>>>
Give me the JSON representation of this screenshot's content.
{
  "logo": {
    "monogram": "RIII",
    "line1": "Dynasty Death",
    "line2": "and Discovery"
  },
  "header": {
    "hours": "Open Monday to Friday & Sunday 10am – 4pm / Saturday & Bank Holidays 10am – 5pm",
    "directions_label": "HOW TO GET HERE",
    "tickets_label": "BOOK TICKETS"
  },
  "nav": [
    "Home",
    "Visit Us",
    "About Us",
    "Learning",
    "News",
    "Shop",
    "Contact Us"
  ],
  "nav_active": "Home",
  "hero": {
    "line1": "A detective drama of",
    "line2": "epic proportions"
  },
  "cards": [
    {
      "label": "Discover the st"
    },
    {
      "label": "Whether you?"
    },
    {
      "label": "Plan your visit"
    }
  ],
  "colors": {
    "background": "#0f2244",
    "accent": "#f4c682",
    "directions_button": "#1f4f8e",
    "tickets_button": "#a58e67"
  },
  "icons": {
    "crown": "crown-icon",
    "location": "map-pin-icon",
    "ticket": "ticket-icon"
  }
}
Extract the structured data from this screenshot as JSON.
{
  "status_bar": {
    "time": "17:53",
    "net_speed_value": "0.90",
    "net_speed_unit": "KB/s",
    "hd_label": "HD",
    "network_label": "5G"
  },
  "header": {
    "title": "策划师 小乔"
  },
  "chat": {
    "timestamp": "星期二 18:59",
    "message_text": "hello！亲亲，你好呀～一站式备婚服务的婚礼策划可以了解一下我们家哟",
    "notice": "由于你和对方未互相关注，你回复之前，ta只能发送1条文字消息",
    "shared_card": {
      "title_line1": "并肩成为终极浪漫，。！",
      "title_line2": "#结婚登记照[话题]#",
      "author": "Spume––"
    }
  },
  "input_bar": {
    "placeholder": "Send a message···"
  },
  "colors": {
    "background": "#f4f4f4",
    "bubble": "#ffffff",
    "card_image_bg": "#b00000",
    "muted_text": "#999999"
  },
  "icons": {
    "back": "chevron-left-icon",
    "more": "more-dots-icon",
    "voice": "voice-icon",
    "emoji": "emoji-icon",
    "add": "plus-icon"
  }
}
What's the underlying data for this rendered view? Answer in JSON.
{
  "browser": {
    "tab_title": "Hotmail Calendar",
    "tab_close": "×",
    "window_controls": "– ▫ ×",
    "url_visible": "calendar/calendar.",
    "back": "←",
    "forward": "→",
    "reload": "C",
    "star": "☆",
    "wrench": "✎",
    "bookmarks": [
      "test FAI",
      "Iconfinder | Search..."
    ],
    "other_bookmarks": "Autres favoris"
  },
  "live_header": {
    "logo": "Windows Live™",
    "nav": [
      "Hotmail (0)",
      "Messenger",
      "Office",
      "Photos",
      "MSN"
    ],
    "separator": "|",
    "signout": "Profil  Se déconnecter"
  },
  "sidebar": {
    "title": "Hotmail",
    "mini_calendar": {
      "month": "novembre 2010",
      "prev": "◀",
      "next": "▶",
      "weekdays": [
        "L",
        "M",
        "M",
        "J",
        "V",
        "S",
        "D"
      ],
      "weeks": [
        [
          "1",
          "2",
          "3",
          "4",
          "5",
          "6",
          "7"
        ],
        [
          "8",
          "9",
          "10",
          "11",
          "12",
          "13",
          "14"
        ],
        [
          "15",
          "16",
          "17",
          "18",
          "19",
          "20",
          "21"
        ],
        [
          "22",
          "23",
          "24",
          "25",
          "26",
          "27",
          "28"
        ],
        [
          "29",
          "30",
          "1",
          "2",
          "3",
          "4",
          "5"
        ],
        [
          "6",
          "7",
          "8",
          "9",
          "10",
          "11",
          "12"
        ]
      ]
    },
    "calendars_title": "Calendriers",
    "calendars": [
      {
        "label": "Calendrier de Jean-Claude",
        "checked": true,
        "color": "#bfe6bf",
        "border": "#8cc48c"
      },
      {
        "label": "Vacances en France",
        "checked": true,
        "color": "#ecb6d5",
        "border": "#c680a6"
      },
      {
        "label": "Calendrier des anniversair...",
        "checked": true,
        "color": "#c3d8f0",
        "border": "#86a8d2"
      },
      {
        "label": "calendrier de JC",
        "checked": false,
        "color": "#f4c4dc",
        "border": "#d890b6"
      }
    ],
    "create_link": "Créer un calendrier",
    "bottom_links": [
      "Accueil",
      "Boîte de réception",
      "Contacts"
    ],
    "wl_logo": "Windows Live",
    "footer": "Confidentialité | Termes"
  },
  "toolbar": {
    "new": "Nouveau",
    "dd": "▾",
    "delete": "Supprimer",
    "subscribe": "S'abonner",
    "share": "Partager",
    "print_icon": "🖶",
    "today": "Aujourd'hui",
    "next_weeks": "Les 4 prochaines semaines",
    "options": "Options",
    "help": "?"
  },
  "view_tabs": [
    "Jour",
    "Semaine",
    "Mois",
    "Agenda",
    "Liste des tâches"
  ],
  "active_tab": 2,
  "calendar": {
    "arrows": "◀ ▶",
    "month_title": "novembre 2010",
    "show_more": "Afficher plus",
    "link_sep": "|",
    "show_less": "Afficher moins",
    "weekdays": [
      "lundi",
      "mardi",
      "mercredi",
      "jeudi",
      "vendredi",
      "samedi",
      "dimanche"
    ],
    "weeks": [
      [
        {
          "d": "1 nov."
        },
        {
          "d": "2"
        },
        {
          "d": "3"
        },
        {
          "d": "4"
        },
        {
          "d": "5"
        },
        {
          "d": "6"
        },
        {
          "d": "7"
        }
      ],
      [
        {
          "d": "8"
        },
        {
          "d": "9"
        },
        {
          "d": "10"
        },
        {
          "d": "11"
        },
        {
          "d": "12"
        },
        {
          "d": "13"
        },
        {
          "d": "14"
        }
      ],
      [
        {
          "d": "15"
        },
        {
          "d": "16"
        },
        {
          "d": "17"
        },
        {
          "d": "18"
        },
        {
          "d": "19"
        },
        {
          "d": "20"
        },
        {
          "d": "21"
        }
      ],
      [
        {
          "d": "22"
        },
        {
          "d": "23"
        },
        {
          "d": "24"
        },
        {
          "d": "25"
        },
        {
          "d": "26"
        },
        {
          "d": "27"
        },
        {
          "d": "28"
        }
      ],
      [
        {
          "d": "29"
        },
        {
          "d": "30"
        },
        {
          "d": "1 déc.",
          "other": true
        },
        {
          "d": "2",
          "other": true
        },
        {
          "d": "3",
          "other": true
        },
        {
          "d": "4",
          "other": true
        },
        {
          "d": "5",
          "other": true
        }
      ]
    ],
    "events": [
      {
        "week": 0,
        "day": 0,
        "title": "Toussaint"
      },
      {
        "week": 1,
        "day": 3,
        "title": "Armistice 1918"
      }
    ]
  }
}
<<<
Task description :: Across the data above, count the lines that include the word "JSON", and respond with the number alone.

Answer to the exercise :: 3